▼

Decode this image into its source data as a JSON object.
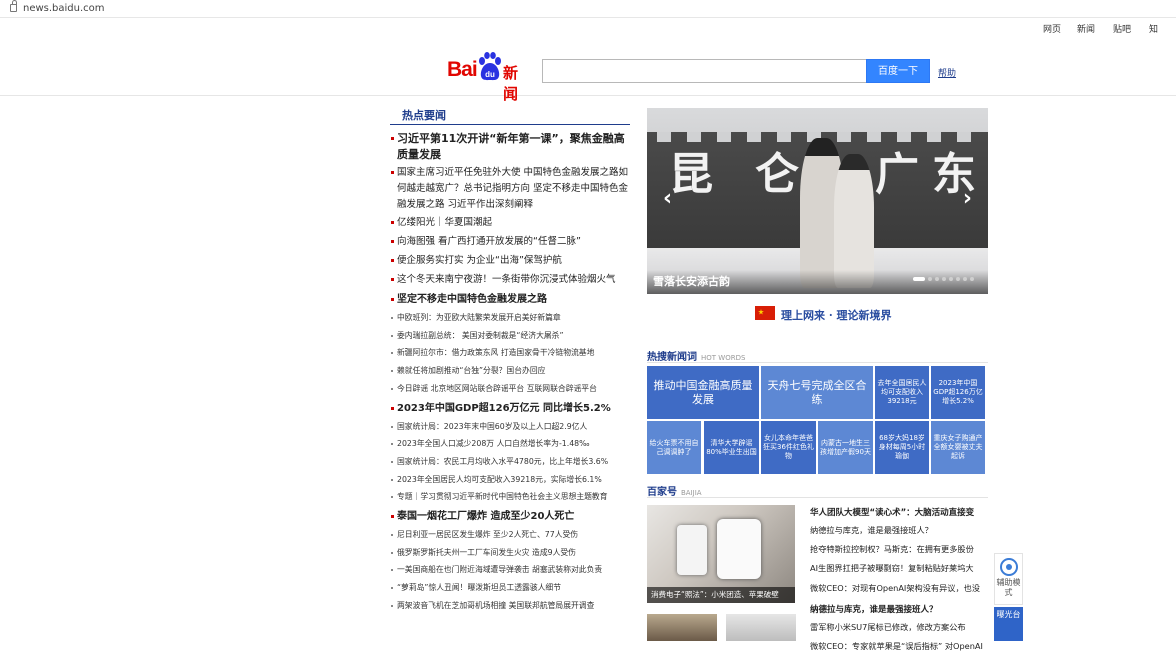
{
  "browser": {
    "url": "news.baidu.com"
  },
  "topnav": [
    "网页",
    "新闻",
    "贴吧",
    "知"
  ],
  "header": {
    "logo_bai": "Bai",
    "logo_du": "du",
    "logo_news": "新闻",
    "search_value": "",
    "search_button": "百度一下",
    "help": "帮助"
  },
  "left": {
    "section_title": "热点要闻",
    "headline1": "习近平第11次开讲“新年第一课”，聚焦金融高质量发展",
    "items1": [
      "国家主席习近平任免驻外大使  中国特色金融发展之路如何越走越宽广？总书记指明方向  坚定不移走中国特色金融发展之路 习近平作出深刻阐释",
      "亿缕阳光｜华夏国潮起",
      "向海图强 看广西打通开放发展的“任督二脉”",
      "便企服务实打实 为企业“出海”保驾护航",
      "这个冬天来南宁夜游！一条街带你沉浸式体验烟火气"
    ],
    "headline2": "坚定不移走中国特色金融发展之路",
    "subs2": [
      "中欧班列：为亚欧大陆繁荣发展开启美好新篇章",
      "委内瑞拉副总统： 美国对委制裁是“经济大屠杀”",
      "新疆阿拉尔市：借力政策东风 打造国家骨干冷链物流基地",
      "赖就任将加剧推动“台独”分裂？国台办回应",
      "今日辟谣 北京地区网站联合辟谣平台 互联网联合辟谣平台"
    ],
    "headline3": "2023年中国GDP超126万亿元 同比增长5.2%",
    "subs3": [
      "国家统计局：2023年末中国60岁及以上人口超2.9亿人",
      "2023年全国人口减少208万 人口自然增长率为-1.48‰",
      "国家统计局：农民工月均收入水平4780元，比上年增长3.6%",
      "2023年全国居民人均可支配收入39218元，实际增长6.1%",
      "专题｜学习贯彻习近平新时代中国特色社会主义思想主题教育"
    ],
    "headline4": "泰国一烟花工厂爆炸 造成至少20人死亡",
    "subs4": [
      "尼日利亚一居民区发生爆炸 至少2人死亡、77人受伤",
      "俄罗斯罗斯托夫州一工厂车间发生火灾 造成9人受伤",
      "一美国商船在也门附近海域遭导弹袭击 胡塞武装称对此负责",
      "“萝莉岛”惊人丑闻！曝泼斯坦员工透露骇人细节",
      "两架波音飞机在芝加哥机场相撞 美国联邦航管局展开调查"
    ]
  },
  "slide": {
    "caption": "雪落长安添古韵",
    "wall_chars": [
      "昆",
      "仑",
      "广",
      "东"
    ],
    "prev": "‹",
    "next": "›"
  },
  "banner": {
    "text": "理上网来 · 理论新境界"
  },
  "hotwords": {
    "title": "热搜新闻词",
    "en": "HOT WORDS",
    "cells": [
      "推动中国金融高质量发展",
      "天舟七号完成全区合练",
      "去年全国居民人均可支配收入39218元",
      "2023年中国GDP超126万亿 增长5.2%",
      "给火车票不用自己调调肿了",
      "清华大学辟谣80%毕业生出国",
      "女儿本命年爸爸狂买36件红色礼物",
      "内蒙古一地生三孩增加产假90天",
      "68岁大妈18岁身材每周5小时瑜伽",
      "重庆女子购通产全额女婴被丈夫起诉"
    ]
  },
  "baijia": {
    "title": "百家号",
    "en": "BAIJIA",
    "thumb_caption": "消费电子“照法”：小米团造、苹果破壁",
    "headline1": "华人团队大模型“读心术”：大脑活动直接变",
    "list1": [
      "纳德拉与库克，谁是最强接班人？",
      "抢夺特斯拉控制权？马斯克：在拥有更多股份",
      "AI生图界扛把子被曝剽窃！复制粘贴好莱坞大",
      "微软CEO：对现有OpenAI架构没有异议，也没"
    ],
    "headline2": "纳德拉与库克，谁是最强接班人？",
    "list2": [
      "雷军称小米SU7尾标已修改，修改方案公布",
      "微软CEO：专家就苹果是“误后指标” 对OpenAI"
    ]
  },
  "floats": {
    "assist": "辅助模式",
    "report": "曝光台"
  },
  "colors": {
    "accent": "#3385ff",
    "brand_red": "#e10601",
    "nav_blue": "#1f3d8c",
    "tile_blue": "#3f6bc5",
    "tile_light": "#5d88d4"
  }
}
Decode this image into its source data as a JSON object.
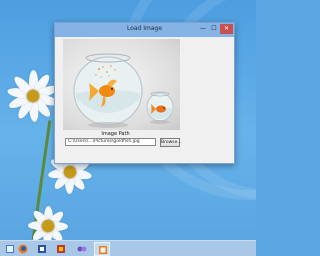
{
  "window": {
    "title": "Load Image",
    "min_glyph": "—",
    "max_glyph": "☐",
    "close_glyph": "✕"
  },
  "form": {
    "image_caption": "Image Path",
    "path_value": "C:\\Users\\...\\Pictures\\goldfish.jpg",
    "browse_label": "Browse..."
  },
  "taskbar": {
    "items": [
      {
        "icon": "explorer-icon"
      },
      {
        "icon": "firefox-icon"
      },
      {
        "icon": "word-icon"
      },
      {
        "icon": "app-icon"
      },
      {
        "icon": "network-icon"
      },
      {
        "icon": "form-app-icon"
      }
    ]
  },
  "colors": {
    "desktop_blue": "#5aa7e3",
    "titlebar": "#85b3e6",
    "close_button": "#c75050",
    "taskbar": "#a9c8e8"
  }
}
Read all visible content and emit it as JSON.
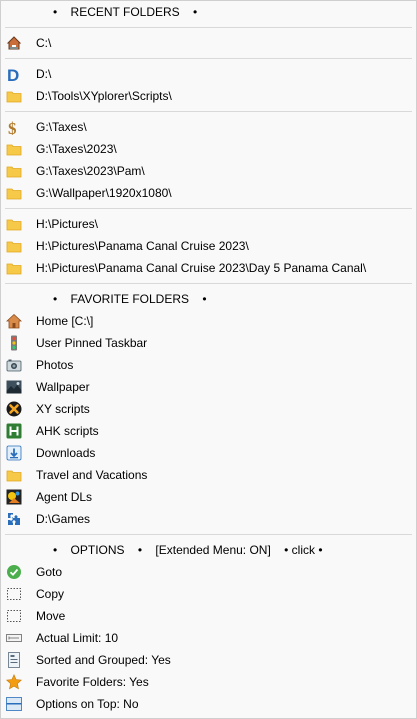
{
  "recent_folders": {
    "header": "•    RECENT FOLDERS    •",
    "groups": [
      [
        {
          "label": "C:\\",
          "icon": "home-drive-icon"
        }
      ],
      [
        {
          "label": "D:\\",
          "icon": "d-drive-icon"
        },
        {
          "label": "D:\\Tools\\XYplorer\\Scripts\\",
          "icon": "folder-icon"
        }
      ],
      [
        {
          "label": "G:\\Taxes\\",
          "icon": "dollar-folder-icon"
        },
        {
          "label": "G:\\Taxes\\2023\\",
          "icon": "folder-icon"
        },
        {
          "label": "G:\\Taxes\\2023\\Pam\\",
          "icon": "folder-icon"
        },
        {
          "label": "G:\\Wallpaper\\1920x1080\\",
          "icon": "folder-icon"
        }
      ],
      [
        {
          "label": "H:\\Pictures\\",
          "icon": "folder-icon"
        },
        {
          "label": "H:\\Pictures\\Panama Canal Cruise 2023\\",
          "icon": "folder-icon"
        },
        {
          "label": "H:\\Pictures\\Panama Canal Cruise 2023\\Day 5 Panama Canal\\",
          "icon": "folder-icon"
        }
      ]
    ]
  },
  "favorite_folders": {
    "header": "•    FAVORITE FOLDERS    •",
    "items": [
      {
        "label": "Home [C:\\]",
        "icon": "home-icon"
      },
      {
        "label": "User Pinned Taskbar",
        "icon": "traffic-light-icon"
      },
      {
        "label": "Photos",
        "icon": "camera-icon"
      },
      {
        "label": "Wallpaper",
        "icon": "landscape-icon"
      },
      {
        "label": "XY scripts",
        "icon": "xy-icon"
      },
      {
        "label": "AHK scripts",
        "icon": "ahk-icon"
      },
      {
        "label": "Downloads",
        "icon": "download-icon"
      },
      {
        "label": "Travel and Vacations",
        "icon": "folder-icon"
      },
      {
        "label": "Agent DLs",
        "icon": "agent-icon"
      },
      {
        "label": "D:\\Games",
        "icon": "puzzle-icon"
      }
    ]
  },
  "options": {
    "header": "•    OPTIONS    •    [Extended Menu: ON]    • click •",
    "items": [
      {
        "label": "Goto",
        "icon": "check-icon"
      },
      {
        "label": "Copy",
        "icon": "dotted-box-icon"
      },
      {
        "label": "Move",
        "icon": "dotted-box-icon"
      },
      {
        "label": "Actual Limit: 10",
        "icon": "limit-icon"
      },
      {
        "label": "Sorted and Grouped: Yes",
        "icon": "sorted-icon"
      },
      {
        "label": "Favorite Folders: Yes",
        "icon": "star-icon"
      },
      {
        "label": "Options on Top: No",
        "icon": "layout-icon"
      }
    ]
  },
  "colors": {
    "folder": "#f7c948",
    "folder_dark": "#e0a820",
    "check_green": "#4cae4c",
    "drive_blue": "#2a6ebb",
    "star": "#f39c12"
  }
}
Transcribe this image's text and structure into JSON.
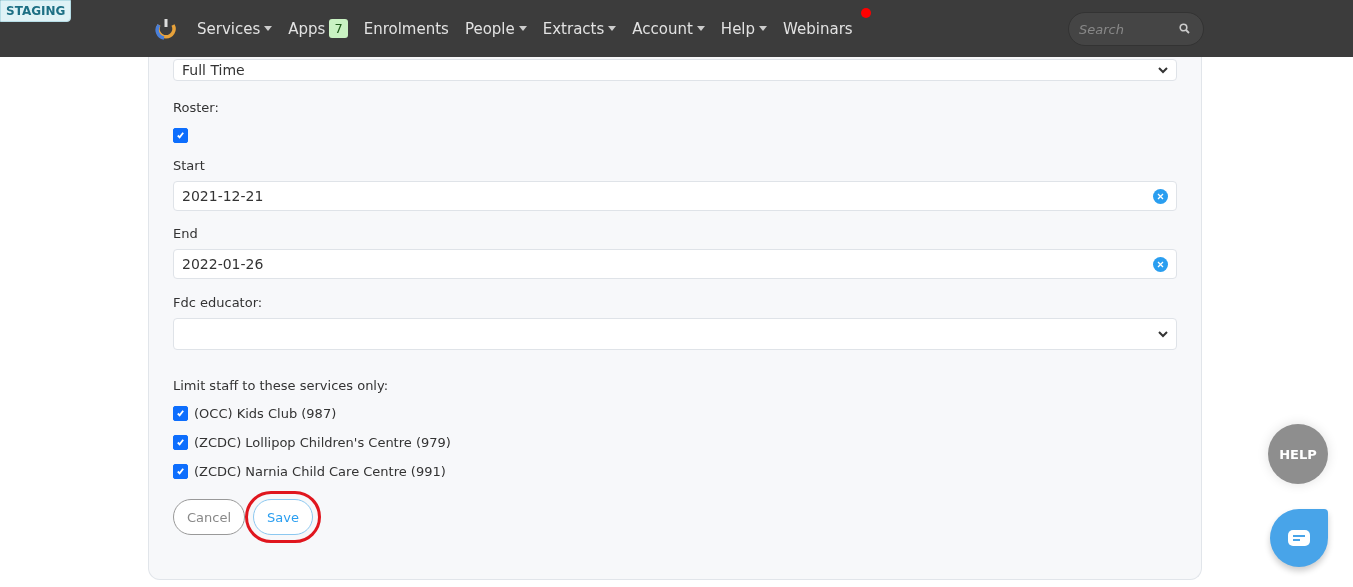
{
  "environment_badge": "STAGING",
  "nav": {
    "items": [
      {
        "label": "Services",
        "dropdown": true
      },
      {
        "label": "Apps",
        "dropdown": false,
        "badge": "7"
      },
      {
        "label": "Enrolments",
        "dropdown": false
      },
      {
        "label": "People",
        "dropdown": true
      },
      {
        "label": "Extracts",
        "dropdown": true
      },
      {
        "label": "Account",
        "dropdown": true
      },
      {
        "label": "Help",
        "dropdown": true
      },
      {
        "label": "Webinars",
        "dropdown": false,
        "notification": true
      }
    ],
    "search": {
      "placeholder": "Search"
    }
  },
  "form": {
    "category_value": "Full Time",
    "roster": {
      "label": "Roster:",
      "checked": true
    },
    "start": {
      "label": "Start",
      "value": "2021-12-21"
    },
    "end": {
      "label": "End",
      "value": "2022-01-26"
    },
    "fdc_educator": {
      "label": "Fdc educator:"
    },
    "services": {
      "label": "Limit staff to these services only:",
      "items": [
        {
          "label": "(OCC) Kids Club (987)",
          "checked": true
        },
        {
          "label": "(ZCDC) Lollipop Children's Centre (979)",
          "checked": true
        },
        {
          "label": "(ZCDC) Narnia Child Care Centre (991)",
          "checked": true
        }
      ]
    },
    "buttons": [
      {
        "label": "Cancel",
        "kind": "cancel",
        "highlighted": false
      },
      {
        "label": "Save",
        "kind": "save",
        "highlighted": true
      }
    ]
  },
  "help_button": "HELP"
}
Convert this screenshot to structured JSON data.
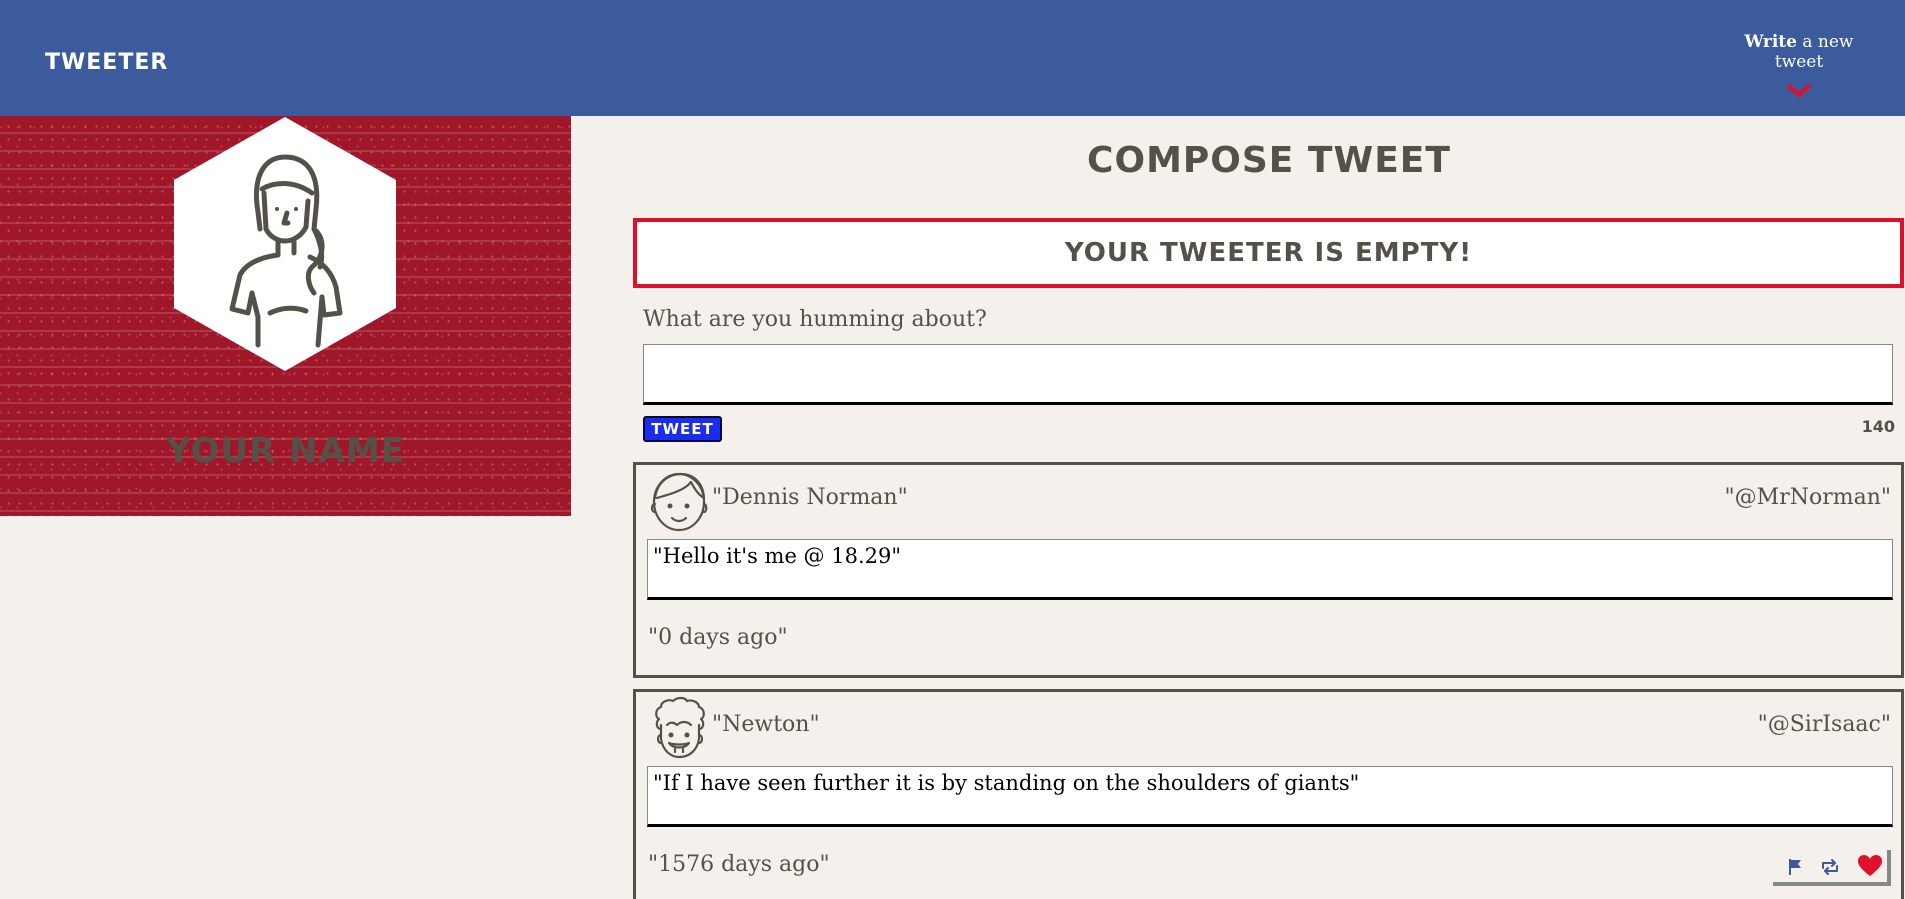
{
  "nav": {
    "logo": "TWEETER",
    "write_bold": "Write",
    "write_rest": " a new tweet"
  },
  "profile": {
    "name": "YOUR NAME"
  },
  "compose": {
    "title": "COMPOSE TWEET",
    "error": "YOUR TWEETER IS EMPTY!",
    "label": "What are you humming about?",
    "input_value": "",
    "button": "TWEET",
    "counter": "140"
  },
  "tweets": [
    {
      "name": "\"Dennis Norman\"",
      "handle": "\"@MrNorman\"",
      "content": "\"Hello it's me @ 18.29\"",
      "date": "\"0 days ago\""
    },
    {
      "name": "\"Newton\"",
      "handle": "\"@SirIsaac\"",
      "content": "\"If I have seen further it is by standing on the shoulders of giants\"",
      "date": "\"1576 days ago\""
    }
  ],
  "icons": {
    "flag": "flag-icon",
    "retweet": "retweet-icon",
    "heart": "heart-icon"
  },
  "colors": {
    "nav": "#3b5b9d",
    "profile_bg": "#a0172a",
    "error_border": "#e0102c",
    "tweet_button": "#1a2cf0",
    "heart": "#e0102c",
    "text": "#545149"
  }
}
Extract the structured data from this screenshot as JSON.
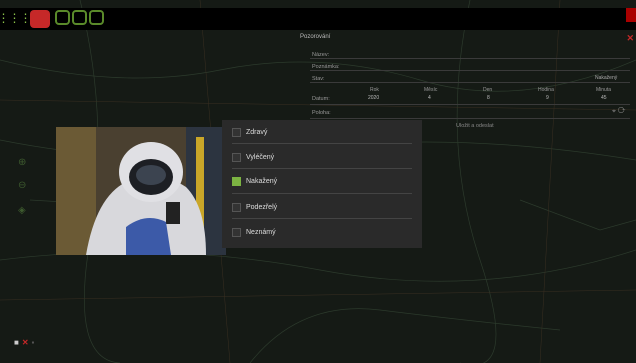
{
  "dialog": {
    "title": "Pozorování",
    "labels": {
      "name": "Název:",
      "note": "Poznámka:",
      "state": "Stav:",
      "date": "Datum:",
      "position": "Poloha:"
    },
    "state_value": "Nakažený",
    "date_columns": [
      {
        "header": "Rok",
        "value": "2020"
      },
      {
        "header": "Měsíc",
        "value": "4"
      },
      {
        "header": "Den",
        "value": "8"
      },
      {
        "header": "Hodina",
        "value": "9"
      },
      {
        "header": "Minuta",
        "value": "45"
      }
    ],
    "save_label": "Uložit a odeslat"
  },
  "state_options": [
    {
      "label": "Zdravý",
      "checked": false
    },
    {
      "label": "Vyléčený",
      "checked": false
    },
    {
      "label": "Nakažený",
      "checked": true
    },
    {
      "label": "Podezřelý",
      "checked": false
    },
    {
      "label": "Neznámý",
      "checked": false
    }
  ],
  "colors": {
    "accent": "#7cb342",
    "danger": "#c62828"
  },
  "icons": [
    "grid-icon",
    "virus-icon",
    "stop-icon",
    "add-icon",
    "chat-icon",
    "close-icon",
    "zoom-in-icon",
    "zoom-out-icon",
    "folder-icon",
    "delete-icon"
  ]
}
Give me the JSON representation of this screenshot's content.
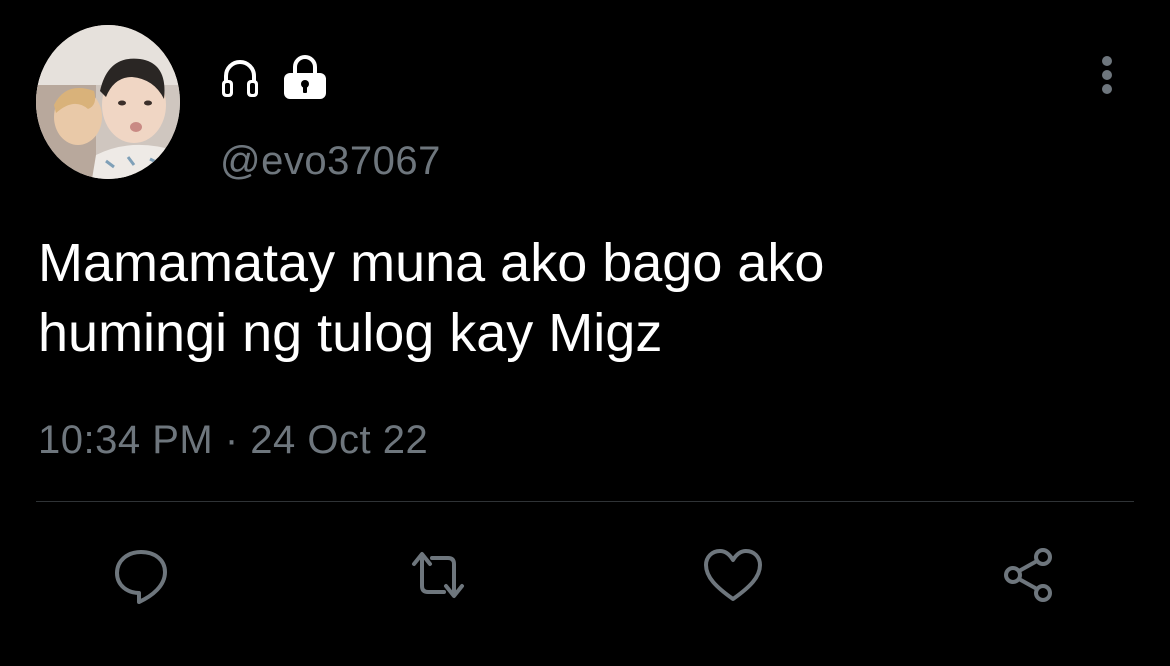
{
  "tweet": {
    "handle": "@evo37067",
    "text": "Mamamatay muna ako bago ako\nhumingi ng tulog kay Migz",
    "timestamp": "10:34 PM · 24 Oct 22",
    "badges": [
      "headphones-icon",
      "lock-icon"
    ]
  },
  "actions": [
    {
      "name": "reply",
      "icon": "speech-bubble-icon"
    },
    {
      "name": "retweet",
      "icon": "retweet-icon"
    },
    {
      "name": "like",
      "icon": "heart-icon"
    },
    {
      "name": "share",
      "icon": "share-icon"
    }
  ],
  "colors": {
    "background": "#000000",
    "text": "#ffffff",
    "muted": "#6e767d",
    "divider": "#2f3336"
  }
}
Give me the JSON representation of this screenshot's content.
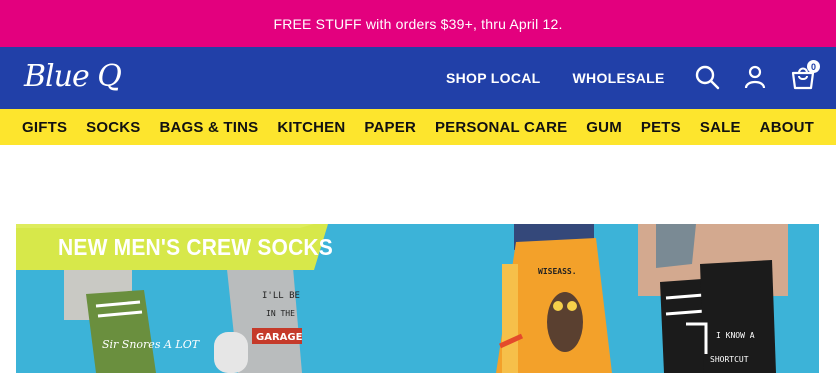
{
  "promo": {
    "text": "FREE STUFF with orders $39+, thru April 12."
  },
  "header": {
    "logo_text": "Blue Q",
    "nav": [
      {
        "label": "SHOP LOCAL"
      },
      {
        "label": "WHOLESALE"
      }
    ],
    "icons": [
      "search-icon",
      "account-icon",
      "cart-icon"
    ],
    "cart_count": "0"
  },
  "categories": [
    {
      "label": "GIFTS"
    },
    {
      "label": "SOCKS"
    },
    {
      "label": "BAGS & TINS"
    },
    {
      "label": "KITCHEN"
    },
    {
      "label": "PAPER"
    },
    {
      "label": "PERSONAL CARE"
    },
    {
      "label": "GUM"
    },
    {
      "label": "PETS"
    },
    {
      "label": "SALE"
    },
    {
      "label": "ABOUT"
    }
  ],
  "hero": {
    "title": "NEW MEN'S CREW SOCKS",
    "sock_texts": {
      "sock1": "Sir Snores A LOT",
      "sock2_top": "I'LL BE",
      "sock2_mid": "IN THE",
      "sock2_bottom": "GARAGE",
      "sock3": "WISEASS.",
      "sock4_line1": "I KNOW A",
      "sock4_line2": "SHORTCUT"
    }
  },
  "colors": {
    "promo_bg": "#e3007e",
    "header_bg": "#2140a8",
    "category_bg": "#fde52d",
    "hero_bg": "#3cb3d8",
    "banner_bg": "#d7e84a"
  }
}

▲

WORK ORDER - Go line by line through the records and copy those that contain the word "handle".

RESULT OF THE EXERCISE -
      "handle": "\"@MrNorman\"",
      "handle": "\"@SirIsaac\"",
    "handle": "@evo37067",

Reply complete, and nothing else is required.